● **Your goal**: Across the data below, how many lines have the word "انتخاب" in them? Respond with the number alone.

[Dataset records]

=== Section Start ===

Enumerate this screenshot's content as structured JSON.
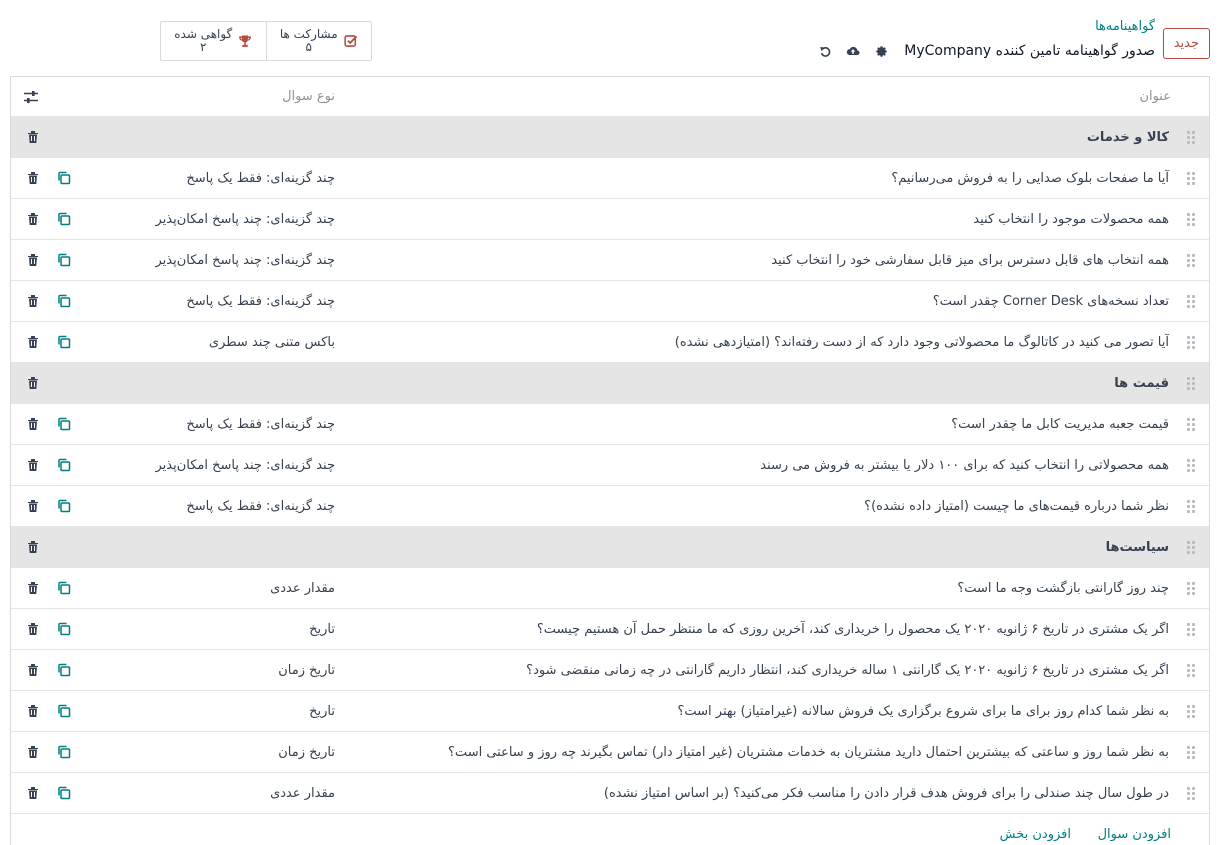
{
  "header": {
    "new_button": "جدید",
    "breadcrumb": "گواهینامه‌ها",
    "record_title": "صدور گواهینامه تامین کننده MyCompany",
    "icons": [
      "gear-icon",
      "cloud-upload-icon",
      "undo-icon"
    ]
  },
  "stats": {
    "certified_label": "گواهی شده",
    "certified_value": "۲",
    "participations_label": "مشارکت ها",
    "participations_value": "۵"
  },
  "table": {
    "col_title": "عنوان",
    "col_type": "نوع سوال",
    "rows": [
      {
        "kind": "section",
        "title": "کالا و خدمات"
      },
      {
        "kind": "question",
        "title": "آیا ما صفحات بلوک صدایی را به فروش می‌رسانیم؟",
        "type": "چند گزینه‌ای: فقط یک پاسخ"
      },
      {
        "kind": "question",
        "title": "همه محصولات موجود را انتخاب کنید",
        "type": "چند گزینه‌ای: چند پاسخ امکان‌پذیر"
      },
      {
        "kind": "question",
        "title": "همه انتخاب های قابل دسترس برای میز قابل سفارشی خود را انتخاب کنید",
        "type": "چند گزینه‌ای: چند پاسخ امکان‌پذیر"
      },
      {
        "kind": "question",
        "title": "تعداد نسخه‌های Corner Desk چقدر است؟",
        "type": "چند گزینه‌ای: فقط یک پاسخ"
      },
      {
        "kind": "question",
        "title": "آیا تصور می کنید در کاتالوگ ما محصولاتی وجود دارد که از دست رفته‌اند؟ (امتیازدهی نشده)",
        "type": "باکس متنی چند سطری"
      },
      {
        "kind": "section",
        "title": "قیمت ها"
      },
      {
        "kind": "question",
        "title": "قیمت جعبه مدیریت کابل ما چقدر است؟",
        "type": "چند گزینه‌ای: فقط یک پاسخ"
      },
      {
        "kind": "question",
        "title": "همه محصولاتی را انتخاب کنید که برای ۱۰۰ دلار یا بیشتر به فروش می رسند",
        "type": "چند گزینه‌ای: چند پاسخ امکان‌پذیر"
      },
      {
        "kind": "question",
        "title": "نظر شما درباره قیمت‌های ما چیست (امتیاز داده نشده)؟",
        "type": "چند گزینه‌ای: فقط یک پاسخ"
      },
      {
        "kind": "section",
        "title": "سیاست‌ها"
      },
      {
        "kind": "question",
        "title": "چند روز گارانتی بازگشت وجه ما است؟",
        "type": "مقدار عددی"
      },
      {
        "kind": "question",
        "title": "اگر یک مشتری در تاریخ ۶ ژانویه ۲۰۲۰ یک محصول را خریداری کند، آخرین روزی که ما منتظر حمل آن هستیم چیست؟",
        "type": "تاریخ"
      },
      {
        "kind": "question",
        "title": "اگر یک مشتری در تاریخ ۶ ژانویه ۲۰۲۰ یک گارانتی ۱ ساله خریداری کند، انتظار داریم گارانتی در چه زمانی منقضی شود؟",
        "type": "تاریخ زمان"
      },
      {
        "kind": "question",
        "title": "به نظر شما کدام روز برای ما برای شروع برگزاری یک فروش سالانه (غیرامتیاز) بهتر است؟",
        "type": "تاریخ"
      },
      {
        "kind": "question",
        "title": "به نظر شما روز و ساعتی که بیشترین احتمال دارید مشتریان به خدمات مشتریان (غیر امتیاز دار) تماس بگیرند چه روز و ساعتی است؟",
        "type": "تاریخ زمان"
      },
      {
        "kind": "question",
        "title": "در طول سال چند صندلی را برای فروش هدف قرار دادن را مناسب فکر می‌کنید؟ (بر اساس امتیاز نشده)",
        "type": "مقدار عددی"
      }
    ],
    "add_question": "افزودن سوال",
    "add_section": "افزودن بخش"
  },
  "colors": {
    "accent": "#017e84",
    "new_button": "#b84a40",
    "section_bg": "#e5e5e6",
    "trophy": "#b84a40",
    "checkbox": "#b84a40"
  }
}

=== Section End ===

● **Solution for this problem**: 3